driverless cars and the end of death
In my course in introductory sociology, I have a module on health. One lecture describes the leading causes death, across age groups and across time periods. In modern times, one of the leading causes of death is “unintentional injury.” What does that mean? Roughly speaking, the three major categories of unintentional injury death are, in order, falling, auto accidents, and accidental poisoning.
The interesting thing is that these are all types of death that relate to economic development: cars, chemical, tall buildings, stairs and so forth. The other side is that economic development can also help us out. For example, in about one generation, driverless cars will be widespread. The implication is that drunk driving will be eliminated over night and accidents relating to drifting driver attention will disappear overnight. Truck accidents should also disappear. My hypothesis is that computer driven cars will probably be better than most people when they drive in the rain or snow. They might even automatically shut down if conditions are bad enough.

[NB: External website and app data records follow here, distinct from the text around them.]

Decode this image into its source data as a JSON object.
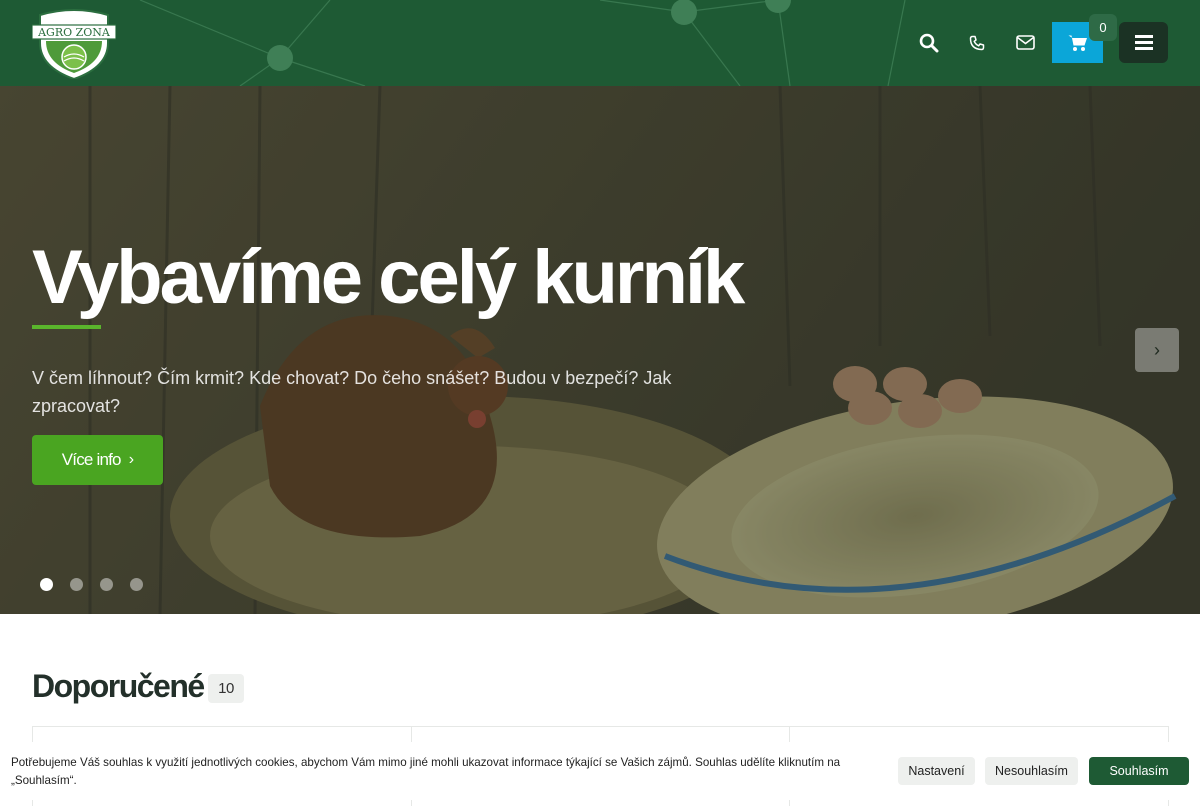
{
  "header": {
    "logo_text": "AGRO ZONA",
    "cart_count": "0",
    "icons": [
      "search-icon",
      "phone-icon",
      "mail-icon",
      "cart-icon",
      "menu-icon"
    ]
  },
  "hero": {
    "title": "Vybavíme celý kurník",
    "subtitle": "V čem líhnout? Čím krmit? Kde chovat? Do čeho snášet? Budou v bezpečí? Jak zpracovat?",
    "button_label": "Více info",
    "slides_count": 4,
    "active_slide": 1
  },
  "section": {
    "title": "Doporučené",
    "count": "10"
  },
  "cookie": {
    "text": "Potřebujeme Váš souhlas k využití jednotlivých cookies, abychom Vám mimo jiné mohli ukazovat informace týkající se Vašich zájmů. Souhlas udělíte kliknutím na „Souhlasím“.",
    "settings_label": "Nastavení",
    "decline_label": "Nesouhlasím",
    "accept_label": "Souhlasím"
  },
  "colors": {
    "header_bg": "#1e5a34",
    "cart_bg": "#0ba6d8",
    "hero_button": "#4aa521",
    "accept_button": "#1e5a34"
  }
}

Bottom line: Economic development has unintended consequences. Sometimes they are bad, such as auto related deaths. But development can introduce solutions. The driverless car will be one such example.